═══ Supplied data ═══
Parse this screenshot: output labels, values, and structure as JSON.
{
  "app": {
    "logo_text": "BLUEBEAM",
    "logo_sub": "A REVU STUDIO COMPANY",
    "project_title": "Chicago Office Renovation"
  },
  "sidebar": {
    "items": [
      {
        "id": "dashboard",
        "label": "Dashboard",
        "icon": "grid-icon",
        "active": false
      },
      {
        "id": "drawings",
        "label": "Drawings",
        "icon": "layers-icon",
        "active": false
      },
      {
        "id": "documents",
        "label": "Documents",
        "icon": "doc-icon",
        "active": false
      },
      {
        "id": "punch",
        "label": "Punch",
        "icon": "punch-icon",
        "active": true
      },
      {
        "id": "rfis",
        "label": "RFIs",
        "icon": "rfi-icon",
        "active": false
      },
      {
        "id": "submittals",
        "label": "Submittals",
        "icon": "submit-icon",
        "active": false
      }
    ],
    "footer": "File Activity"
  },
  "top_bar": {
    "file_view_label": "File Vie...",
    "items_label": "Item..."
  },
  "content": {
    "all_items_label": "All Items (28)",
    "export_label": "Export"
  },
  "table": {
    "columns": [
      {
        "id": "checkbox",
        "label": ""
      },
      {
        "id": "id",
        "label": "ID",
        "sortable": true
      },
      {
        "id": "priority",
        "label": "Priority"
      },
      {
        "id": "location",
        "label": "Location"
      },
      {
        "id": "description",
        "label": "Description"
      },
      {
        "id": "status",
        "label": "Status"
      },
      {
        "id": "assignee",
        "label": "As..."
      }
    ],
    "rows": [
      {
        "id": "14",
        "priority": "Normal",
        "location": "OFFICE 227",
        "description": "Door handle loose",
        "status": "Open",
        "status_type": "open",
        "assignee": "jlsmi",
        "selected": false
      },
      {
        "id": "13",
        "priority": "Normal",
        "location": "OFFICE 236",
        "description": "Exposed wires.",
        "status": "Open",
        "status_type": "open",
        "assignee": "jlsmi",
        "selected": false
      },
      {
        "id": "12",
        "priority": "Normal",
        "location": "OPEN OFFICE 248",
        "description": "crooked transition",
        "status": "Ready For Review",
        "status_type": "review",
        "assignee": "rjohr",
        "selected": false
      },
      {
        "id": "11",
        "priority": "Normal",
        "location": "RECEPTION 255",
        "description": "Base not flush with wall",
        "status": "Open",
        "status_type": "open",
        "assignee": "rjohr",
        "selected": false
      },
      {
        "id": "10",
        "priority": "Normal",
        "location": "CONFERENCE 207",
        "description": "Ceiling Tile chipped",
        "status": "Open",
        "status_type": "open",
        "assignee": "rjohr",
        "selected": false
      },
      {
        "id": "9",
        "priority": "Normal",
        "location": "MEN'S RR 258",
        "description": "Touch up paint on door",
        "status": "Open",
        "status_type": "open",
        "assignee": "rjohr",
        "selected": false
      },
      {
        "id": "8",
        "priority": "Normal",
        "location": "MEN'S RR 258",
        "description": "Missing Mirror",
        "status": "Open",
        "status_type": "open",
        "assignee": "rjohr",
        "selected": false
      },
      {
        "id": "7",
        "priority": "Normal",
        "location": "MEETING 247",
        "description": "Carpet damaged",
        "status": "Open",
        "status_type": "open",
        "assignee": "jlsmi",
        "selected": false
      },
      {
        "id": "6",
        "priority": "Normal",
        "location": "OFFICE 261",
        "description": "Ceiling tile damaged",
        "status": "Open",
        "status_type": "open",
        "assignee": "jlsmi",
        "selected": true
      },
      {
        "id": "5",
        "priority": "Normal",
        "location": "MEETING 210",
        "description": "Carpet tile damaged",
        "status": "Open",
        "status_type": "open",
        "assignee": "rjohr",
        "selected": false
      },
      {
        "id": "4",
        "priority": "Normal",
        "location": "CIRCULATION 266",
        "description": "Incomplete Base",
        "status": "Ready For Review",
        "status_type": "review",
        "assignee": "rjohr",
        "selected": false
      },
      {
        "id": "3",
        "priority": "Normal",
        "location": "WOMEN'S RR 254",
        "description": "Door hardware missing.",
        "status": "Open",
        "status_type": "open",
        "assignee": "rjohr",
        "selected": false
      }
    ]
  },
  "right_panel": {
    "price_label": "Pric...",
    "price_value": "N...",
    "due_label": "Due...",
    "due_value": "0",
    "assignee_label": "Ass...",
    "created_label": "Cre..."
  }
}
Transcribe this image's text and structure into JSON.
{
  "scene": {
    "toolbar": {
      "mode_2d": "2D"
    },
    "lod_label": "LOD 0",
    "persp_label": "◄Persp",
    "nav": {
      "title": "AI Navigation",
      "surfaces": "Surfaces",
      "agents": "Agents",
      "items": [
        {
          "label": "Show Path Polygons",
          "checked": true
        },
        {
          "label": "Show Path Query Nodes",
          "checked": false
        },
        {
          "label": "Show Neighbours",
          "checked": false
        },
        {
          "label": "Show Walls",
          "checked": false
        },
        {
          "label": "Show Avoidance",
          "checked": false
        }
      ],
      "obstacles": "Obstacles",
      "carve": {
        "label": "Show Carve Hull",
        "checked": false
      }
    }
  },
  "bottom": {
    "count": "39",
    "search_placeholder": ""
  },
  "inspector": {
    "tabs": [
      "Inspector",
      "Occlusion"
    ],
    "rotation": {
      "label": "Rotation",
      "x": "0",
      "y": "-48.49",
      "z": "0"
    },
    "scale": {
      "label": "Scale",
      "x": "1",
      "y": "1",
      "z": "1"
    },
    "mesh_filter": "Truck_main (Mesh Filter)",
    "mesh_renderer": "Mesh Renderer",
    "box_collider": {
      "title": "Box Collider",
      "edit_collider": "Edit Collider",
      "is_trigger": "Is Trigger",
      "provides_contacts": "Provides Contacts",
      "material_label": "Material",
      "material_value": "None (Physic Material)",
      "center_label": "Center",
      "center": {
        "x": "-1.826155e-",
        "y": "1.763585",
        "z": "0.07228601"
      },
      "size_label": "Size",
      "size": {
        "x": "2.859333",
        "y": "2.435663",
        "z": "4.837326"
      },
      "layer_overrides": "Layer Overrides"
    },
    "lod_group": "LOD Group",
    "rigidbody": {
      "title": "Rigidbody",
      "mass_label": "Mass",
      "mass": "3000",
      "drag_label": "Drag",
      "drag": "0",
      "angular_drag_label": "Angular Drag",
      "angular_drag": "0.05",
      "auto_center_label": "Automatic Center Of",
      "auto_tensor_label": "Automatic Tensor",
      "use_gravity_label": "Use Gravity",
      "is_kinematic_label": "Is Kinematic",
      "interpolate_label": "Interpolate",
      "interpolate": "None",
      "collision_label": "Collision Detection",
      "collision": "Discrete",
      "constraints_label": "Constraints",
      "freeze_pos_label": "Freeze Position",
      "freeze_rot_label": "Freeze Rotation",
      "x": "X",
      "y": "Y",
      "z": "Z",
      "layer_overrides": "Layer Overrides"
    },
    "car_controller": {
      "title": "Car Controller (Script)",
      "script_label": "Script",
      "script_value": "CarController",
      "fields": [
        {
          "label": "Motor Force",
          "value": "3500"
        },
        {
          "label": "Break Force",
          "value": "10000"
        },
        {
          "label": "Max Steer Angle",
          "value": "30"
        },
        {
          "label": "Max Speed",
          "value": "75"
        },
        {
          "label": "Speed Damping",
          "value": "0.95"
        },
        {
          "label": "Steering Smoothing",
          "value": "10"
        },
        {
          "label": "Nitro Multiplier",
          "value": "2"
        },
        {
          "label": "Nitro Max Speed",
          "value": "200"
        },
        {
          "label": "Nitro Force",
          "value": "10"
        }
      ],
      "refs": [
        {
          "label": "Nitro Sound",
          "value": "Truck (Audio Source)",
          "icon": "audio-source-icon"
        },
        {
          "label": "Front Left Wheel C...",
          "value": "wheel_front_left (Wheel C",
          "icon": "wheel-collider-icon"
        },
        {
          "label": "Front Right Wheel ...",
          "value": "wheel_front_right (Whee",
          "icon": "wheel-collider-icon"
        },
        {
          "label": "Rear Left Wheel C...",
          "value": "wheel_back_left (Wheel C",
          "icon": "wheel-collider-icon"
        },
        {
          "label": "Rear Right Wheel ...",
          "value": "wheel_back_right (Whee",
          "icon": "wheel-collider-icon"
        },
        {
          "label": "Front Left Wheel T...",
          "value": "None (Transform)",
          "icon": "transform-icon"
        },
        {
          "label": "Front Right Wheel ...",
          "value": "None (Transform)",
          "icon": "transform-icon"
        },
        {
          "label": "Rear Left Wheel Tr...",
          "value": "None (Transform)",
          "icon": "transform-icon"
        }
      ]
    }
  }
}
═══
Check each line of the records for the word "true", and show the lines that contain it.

        "active": true
        "sortable": true
        "selected": true
          "checked": true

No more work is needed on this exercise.